- USDA surprises with yield adjustments and lack of demand adjustments in November reports
- The search for market direction continues
With Brazil's presidential election over, attention in South America turns to the status of the crop, Martinson said. That's "starting to become a little more of a concern," he said, with dry conditions continuing to plague Brazil and Argentina, with Argentina taking the bigger hit.
"At this point I would think that it's going to be pretty tough for South America to reach that 200 million metric ton production estimate that they were talking about earlier in the year for soybeans, especially with the drought conditions in Argentina," he said.
Other things that could impact the markets include the upcoming midterm elections, what the Federal Reserve does on interest rates in December and the November WASDE.
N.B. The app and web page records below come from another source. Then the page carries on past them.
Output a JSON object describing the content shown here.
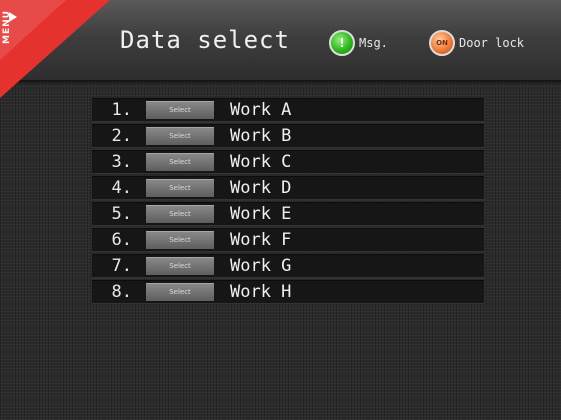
{
  "header": {
    "title": "Data select",
    "menu_label": "MENU",
    "indicators": [
      {
        "icon": "message-icon",
        "glyph": "!",
        "label": "Msg.",
        "color": "#2fb81e"
      },
      {
        "icon": "door-lock-icon",
        "glyph": "ON",
        "label": "Door lock",
        "color": "#f07a38"
      }
    ]
  },
  "list": {
    "select_label": "Select",
    "items": [
      {
        "num": "1.",
        "name": "Work A"
      },
      {
        "num": "2.",
        "name": "Work B"
      },
      {
        "num": "3.",
        "name": "Work C"
      },
      {
        "num": "4.",
        "name": "Work D"
      },
      {
        "num": "5.",
        "name": "Work E"
      },
      {
        "num": "6.",
        "name": "Work F"
      },
      {
        "num": "7.",
        "name": "Work G"
      },
      {
        "num": "8.",
        "name": "Work H"
      }
    ]
  },
  "colors": {
    "menu_tab": "#e5322e",
    "background": "#2b2b2b",
    "row": "#161616"
  }
}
Martinson said demand slows this time of year for beef and pork, and interest rates could also hurt the cattle market, plus export demand could be hurt by the stronger dollar. And slaughter weights are increasing a little bit. However, he said supplies are going to continue to tighten up.
(The Agweek Market Wrap is sponsored by Gateway Building Systems.)